• [Exercise objective] From the first line to the last, print the data exactly as written.

[Items from an interface collection]
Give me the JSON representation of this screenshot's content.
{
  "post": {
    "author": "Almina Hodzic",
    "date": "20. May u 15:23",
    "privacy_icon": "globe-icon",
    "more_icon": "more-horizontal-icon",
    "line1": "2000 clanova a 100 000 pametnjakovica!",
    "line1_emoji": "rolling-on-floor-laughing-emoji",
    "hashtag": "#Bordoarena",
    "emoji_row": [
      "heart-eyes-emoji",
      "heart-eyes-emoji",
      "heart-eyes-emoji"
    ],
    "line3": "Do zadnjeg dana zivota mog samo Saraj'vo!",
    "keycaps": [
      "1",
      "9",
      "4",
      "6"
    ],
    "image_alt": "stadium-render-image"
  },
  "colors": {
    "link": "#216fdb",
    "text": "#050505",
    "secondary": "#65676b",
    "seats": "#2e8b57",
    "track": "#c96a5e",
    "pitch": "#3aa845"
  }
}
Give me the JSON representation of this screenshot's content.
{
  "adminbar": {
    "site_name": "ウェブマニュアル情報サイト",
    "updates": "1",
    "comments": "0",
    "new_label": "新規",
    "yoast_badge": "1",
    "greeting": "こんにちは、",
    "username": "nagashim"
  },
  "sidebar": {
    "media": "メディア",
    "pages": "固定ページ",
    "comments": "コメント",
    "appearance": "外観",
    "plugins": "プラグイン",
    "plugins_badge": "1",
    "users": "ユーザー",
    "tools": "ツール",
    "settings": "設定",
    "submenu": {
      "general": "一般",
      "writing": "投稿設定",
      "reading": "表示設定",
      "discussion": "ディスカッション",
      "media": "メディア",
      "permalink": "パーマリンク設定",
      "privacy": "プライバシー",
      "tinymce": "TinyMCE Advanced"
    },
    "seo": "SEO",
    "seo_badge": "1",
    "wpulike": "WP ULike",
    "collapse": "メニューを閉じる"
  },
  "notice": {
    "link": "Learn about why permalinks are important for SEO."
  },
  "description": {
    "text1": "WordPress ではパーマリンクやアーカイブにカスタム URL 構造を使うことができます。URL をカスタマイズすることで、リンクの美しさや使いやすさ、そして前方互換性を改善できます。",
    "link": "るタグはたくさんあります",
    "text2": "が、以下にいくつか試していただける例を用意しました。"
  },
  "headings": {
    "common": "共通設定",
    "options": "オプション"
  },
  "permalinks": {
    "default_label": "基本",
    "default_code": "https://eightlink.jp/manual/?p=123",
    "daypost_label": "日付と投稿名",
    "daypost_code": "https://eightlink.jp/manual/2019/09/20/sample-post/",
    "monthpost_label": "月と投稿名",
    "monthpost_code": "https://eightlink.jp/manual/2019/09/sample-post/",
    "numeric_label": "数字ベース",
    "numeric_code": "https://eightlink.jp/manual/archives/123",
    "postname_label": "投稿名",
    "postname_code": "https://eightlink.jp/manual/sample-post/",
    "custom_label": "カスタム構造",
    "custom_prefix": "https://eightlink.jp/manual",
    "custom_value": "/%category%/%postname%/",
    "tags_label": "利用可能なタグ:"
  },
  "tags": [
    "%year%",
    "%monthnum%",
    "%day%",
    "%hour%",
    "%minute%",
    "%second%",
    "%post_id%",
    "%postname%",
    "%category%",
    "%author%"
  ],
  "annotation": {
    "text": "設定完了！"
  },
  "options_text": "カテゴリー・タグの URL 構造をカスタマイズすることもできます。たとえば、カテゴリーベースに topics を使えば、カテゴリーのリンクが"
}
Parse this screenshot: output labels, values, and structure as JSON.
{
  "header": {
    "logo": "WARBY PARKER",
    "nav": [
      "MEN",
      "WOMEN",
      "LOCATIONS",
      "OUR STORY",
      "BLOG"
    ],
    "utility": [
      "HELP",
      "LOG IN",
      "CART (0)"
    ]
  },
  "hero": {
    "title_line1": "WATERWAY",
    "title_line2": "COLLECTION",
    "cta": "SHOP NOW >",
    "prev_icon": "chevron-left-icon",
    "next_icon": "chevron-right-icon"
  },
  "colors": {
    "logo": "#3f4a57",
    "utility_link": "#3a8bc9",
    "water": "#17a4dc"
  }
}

• [Response area]
Give me the JSON representation of this screenshot's content.
{
  "post": {
    "author": "Almina Hodzic",
    "date": "20. May u 15:23",
    "privacy_icon": "globe-icon",
    "more_icon": "more-horizontal-icon",
    "line1": "2000 clanova a 100 000 pametnjakovica!",
    "line1_emoji": "rolling-on-floor-laughing-emoji",
    "hashtag": "#Bordoarena",
    "emoji_row": [
      "heart-eyes-emoji",
      "heart-eyes-emoji",
      "heart-eyes-emoji"
    ],
    "line3": "Do zadnjeg dana zivota mog samo Saraj'vo!",
    "keycaps": [
      "1",
      "9",
      "4",
      "6"
    ],
    "image_alt": "stadium-render-image"
  },
  "colors": {
    "link": "#216fdb",
    "text": "#050505",
    "secondary": "#65676b",
    "seats": "#2e8b57",
    "track": "#c96a5e",
    "pitch": "#3aa845"
  }
}
Give me the JSON representation of this screenshot's content.
{
  "adminbar": {
    "site_name": "ウェブマニュアル情報サイト",
    "updates": "1",
    "comments": "0",
    "new_label": "新規",
    "yoast_badge": "1",
    "greeting": "こんにちは、",
    "username": "nagashim"
  },
  "sidebar": {
    "media": "メディア",
    "pages": "固定ページ",
    "comments": "コメント",
    "appearance": "外観",
    "plugins": "プラグイン",
    "plugins_badge": "1",
    "users": "ユーザー",
    "tools": "ツール",
    "settings": "設定",
    "submenu": {
      "general": "一般",
      "writing": "投稿設定",
      "reading": "表示設定",
      "discussion": "ディスカッション",
      "media": "メディア",
      "permalink": "パーマリンク設定",
      "privacy": "プライバシー",
      "tinymce": "TinyMCE Advanced"
    },
    "seo": "SEO",
    "seo_badge": "1",
    "wpulike": "WP ULike",
    "collapse": "メニューを閉じる"
  },
  "notice": {
    "link": "Learn about why permalinks are important for SEO."
  },
  "description": {
    "text1": "WordPress ではパーマリンクやアーカイブにカスタム URL 構造を使うことができます。URL をカスタマイズすることで、リンクの美しさや使いやすさ、そして前方互換性を改善できます。",
    "link": "るタグはたくさんあります",
    "text2": "が、以下にいくつか試していただける例を用意しました。"
  },
  "headings": {
    "common": "共通設定",
    "options": "オプション"
  },
  "permalinks": {
    "default_label": "基本",
    "default_code": "https://eightlink.jp/manual/?p=123",
    "daypost_label": "日付と投稿名",
    "daypost_code": "https://eightlink.jp/manual/2019/09/20/sample-post/",
    "monthpost_label": "月と投稿名",
    "monthpost_code": "https://eightlink.jp/manual/2019/09/sample-post/",
    "numeric_label": "数字ベース",
    "numeric_code": "https://eightlink.jp/manual/archives/123",
    "postname_label": "投稿名",
    "postname_code": "https://eightlink.jp/manual/sample-post/",
    "custom_label": "カスタム構造",
    "custom_prefix": "https://eightlink.jp/manual",
    "custom_value": "/%category%/%postname%/",
    "tags_label": "利用可能なタグ:"
  },
  "tags": [
    "%year%",
    "%monthnum%",
    "%day%",
    "%hour%",
    "%minute%",
    "%second%",
    "%post_id%",
    "%postname%",
    "%category%",
    "%author%"
  ],
  "annotation": {
    "text": "設定完了！"
  },
  "options_text": "カテゴリー・タグの URL 構造をカスタマイズすることもできます。たとえば、カテゴリーベースに topics を使えば、カテゴリーのリンクが"
}
Parse this screenshot: output labels, values, and structure as JSON.
{
  "header": {
    "logo": "WARBY PARKER",
    "nav": [
      "MEN",
      "WOMEN",
      "LOCATIONS",
      "OUR STORY",
      "BLOG"
    ],
    "utility": [
      "HELP",
      "LOG IN",
      "CART (0)"
    ]
  },
  "hero": {
    "title_line1": "WATERWAY",
    "title_line2": "COLLECTION",
    "cta": "SHOP NOW >",
    "prev_icon": "chevron-left-icon",
    "next_icon": "chevron-right-icon"
  },
  "colors": {
    "logo": "#3f4a57",
    "utility_link": "#3a8bc9",
    "water": "#17a4dc"
  }
}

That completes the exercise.